Thirty-six years ago, on 26th April 1986, one thousand square miles surrounding the Chernobyl nuclear plant descended into an eerie silence. Poisonous gases erupted from reactor number 4. Although only 100 lives were lost in the immediate aftermath, the human and ecological effects are still with us today. A few years ago, whilst watching a programme about the disaster, I remember a commentator saying that there was no birdsong. That silence was the result of an accident due to flawed equipment and human error. The birdsong can now be heard in the area. As the government lockdown procedures took hold many countries in the world joined Britain in an enforced silence. There were no vapour trails from aircraft in the sky, working from home became the norm and the roads became quieter. Holiday travel ceased and businesses, medical care and public services worked in minimums rather than maximums. There were comments about clearer vision and the ability to hear sounds which had been lost due to background noise. The enforced silence produced stress alongside deeper appreciations of what we’d lost in a rat race to produce more and better.
“And there were shepherds living out in the fields nearby, keeping watch over their flocks at night. An angel of the Lord appeared to them, and the glory of the Lord shone around them, and they were terrified. But the angel said to them, “Do not be afraid. I bring you good news that will cause great joy for all the people. Today in the town of David a Saviour has been born to you; he is the Messiah, the Lord. This will be a sign to you: You will find a baby wrapped in cloths and lying in a manger.”
“Glory to God in the highest heaven, and on earth peace to those on whom his favour rests.” When the angels had left them and gone into heaven, the shepherds said to one another, “Let’s go to Bethlehem and see this thing that has happened, which the Lord has told us about.” So they hurried off and found Mary and Joseph, and the baby, who was lying in the manger. When they had seen him, they spread the word concerning what had been told them about this child, and all who heard it were amazed at what the shepherds said to them.” Luke 2:8-12; 14-18
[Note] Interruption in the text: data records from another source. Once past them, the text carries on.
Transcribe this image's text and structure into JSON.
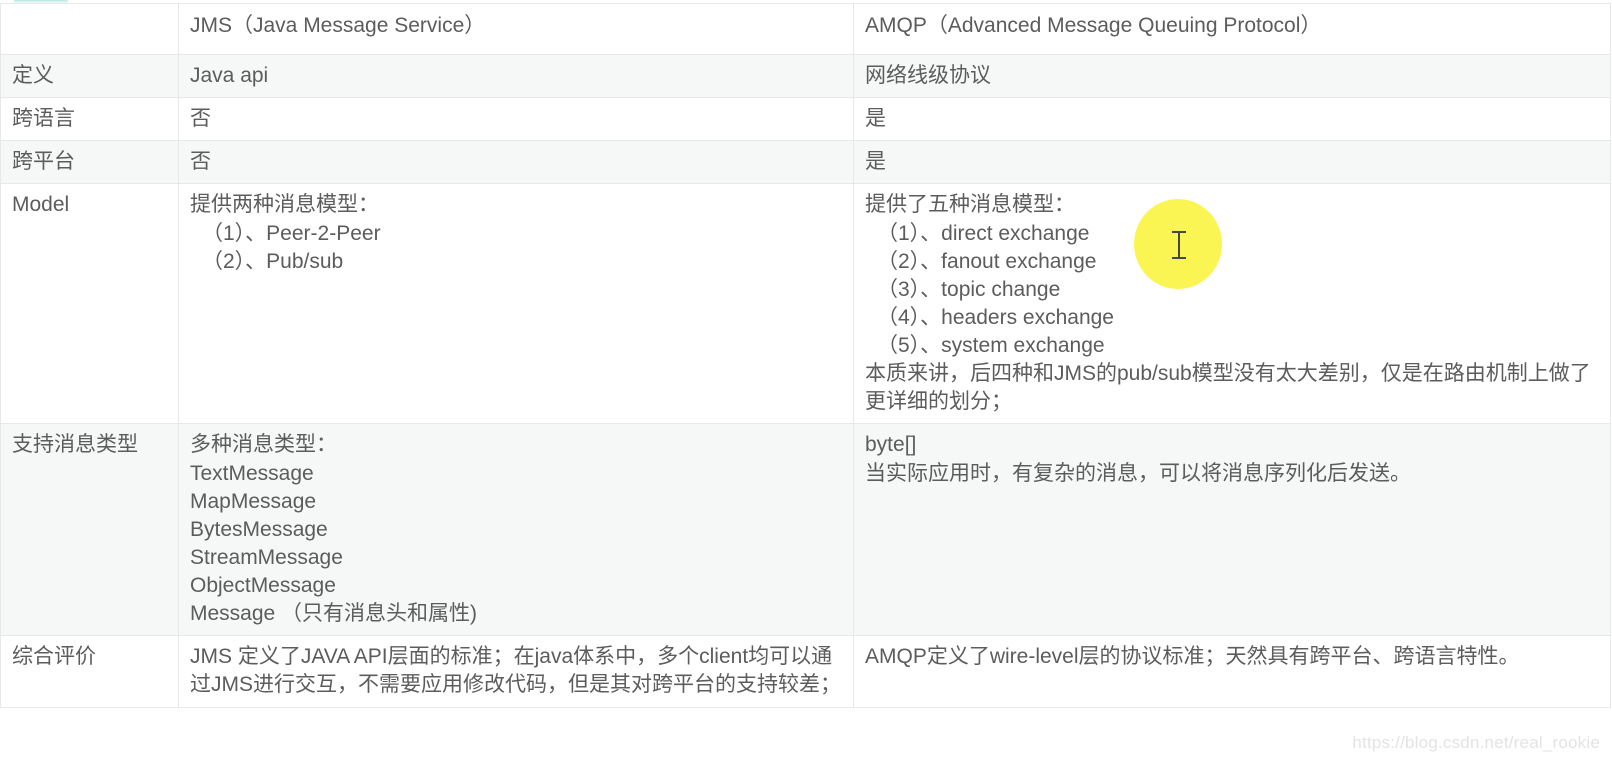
{
  "table": {
    "columns": [
      "",
      "JMS（Java Message Service）",
      "AMQP（Advanced Message Queuing Protocol）"
    ],
    "headers": {
      "blank": "",
      "jms": "JMS（Java Message Service）",
      "amqp": "AMQP（Advanced Message Queuing Protocol）"
    },
    "rows": [
      {
        "label": "定义",
        "jms": "Java api",
        "amqp": "网络线级协议"
      },
      {
        "label": "跨语言",
        "jms": "否",
        "amqp": "是"
      },
      {
        "label": "跨平台",
        "jms": "否",
        "amqp": "是"
      },
      {
        "label": "Model",
        "jms_lines": [
          "提供两种消息模型：",
          "（1）、Peer-2-Peer",
          "（2）、Pub/sub"
        ],
        "amqp_lines": [
          "提供了五种消息模型：",
          "（1）、direct exchange",
          "（2）、fanout exchange",
          "（3）、topic change",
          "（4）、headers exchange",
          "（5）、system exchange"
        ],
        "amqp_note": "本质来讲，后四种和JMS的pub/sub模型没有太大差别，仅是在路由机制上做了更详细的划分；"
      },
      {
        "label": "支持消息类型",
        "jms_lines": [
          "多种消息类型：",
          "TextMessage",
          "MapMessage",
          "BytesMessage",
          "StreamMessage",
          "ObjectMessage",
          "Message （只有消息头和属性)"
        ],
        "amqp_lines": [
          "byte[]",
          "当实际应用时，有复杂的消息，可以将消息序列化后发送。"
        ]
      },
      {
        "label": "综合评价",
        "jms": "JMS 定义了JAVA API层面的标准；在java体系中，多个client均可以通过JMS进行交互，不需要应用修改代码，但是其对跨平台的支持较差；",
        "amqp": "AMQP定义了wire-level层的协议标准；天然具有跨平台、跨语言特性。"
      }
    ]
  },
  "watermark": {
    "text": "https://blog.csdn.net/real_rookie"
  },
  "cursor": {
    "type": "text-ibeam",
    "highlight_color": "#fbf43c"
  },
  "colors": {
    "text": "#5c5c5c",
    "border": "#e7e9e9",
    "stripe_bg": "#f6f7f7",
    "plain_bg": "#ffffff",
    "focus_border": "#3f4548",
    "watermark": "#e3e3e3"
  }
}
Reading the story of the shepherds in the above passage we find another silence – and in that silence is the first cry of a new-born baby boy. He was named Jesus: “She will give birth to a son, and you are to give him the name Jesus, because he will save his people from their sins.” (Matthew 1:21) The prophet Isaiah, 800 years previously, wrote, “Therefore the Lord himself will give you a sign: The virgin will conceive and give birth to a son, and will call him Immanuel.” (Isaiah 7:14) For many throughout two centuries joy, peace and hope, together with forgiveness, encourages us to ask the question – ‘Have you ever considered where the world would be today if that baby had not been born?’